__Information provided__:
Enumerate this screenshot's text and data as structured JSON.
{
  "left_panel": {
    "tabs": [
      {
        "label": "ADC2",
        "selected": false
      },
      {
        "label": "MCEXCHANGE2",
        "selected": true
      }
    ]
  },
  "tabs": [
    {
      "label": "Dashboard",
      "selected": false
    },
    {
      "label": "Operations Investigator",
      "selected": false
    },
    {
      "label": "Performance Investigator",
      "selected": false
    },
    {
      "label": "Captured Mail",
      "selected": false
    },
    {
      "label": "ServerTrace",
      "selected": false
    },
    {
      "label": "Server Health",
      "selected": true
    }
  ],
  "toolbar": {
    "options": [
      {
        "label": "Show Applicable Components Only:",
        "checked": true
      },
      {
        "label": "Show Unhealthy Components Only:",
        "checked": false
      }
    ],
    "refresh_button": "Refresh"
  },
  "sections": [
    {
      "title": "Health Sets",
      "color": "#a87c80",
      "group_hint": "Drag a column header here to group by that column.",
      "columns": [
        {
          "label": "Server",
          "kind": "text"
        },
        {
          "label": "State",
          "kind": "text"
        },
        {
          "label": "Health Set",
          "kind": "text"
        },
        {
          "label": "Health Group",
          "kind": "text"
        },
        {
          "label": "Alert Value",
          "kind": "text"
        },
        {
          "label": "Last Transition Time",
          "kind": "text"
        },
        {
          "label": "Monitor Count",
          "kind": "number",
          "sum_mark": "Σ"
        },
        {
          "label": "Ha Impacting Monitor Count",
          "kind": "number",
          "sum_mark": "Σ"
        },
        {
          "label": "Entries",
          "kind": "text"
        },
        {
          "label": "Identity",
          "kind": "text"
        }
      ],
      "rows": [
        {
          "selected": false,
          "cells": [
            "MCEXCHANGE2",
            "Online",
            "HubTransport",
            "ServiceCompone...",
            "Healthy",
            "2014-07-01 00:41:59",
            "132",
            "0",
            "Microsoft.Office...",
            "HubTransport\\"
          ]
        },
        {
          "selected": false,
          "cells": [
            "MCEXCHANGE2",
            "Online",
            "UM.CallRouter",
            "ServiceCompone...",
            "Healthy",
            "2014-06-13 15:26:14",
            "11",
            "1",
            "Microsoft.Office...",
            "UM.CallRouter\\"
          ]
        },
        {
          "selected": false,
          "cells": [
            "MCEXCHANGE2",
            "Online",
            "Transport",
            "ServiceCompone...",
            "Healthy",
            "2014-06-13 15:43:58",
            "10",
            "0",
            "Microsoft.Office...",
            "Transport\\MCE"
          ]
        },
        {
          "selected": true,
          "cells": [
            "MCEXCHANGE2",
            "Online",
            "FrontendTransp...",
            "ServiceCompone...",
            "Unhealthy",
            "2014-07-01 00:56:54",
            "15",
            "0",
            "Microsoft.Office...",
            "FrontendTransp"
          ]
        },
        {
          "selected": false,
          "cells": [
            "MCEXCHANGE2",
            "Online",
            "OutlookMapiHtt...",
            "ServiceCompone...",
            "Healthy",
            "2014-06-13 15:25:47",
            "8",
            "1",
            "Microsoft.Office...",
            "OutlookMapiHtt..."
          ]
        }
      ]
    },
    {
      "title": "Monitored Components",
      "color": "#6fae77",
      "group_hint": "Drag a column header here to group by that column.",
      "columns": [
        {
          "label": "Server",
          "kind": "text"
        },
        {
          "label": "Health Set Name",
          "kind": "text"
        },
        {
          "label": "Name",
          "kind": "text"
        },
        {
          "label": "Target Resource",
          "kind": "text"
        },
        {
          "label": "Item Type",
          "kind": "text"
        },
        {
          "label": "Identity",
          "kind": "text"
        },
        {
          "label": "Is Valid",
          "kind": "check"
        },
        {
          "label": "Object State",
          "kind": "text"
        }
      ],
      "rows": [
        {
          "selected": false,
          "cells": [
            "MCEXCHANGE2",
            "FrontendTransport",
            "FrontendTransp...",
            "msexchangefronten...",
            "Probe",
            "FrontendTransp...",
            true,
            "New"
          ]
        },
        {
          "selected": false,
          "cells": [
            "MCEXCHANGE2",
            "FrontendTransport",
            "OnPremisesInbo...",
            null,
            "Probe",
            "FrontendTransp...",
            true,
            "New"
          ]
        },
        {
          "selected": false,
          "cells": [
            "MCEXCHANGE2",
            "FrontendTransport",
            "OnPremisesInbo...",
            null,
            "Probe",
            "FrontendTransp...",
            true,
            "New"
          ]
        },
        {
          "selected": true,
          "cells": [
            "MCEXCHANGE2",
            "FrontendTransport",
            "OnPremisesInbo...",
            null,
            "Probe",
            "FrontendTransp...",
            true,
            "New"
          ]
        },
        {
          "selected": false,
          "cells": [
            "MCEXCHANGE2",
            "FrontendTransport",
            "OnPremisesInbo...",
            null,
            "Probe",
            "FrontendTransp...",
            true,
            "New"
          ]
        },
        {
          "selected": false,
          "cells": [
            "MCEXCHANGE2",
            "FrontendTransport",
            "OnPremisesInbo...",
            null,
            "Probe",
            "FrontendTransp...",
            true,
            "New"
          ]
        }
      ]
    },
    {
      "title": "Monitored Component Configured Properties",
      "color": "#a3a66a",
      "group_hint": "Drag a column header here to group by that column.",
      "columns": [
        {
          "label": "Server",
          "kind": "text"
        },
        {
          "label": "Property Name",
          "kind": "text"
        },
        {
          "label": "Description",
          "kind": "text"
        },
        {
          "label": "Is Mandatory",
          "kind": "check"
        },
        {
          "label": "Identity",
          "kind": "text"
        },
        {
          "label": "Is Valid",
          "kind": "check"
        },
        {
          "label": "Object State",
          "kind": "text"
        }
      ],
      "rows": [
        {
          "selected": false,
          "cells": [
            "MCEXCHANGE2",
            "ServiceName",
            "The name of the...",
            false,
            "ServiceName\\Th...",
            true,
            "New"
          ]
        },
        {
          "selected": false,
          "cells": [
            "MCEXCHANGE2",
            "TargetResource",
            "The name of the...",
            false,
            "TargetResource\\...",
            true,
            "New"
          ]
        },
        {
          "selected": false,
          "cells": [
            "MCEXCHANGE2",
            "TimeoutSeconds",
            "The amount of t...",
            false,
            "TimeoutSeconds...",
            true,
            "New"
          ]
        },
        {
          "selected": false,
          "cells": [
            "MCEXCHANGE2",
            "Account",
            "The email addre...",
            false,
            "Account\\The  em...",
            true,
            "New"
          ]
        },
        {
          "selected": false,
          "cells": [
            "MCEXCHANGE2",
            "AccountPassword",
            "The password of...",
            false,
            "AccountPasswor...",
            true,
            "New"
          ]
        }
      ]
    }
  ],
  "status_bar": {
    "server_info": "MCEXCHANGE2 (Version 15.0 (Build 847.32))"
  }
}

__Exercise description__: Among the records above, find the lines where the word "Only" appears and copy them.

__Result of the exercise__:
        "label": "Show Applicable Components Only:",
        "label": "Show Unhealthy Components Only:",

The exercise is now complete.